Archive/Counter-Archive is partnering with Breakthroughs Film Festival for BEHIND THE LENS – a series of screenings and talkbacks with IBPOC filmmakers working at the intersections of art and social change.

Nadine Valcin is a filmmaker and media artist. She is currently an MFA candidate in the Digital Futures program at OCAD University as well as the Archive/Counter Archive artist-in-residence at Library and Archives Canada. Nadine’s Thesis,  “Our Home and Haunted Land: A Meditation on Space and Public Memory, ” is a research-creation project which examines how immersive digital storytelling can be used to decolonize space and embody history and memory. The work asks how virtual space can be used to visualize the cultural and historical relationship between physical spaces.

For more information about Nadine’s thesis project, you can watch her colloquium presentation by visiting

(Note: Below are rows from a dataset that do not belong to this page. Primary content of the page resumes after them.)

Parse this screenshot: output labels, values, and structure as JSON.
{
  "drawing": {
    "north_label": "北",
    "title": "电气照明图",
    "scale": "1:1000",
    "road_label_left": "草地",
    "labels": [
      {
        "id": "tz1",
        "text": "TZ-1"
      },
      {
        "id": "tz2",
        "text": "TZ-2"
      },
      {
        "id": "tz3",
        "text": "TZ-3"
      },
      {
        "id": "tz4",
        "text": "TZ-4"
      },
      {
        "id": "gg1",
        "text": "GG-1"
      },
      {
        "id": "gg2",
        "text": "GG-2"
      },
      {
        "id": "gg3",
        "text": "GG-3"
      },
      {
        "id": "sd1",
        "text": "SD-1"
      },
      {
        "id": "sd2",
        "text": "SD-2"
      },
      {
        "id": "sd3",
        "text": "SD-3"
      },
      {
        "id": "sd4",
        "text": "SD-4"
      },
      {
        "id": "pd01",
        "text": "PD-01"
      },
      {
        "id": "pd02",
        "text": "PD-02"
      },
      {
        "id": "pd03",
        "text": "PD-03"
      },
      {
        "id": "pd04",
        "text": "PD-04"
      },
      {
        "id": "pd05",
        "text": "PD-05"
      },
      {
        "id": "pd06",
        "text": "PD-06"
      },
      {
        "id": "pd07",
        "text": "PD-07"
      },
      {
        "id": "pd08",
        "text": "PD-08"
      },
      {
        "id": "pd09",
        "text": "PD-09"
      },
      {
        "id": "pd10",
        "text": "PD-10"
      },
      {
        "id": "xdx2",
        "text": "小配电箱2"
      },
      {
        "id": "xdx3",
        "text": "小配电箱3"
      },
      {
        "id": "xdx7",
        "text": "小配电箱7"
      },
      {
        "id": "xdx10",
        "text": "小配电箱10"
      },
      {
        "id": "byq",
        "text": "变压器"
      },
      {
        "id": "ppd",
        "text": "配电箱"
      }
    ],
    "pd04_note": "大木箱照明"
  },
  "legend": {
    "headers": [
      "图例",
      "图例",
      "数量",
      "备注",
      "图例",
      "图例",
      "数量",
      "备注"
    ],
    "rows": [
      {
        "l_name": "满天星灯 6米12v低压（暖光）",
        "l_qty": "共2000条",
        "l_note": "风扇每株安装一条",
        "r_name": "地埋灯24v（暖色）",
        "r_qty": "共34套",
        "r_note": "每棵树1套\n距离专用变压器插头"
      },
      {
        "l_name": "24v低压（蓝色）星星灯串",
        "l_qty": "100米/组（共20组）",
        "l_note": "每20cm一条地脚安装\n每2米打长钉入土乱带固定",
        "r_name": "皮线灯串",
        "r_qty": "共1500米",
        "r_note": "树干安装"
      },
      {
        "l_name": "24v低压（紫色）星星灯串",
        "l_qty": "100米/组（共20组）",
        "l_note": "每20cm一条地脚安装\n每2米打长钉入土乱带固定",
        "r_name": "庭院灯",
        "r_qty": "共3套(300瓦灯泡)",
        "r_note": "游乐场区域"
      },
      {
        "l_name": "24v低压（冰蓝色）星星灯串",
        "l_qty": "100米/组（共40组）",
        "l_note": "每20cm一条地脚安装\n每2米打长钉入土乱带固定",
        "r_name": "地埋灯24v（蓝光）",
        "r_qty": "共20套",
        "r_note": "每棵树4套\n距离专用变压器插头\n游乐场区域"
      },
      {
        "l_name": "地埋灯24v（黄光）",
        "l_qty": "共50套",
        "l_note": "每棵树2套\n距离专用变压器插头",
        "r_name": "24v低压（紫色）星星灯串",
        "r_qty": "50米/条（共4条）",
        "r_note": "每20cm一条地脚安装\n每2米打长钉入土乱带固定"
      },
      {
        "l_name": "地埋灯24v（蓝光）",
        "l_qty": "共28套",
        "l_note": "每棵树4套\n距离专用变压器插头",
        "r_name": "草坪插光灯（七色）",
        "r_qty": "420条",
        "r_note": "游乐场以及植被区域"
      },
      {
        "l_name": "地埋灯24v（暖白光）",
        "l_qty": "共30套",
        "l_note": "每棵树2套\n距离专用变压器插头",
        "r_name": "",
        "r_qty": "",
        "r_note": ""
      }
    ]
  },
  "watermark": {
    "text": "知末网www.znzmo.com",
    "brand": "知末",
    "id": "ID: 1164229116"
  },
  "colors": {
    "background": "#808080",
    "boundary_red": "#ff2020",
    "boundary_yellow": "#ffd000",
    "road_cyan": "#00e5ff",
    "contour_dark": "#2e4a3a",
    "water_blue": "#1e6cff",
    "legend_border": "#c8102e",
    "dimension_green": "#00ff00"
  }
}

On Tuesday, September 15th director Nadine Valcin and director of photography Chris Romeike participated in a moderated conversation with A/CA student researcher Debbie Ebanks Schlums about the making of WHITEWASH, an experimental film that examines slavery in Canada and its omission from the national narrative.

The team answered audience questions about their ethos as artists as well as the specifics of treatment/script-writing, casting, finding crew, pre-production, directing, producing, post-production, distribution and screenings with their selected short film.


Whitewash” examines slavery in Canada and its omission from the national narrative. The country prides itself as being the benevolent refuge where enslaved Africans who were brought to United States gained their freedom via the Underground Railroad. That powerful image overshadows the fact that slavery was legal in Canada for over 200 years under both French and British rule. “Whitewash” brings to light some of the slave families that were brought to Prince Edward Island by Loyalists and looks at how nine generations of descendants have assimilated to the point of leaving very few visible traces of their origin.

Watch the film here: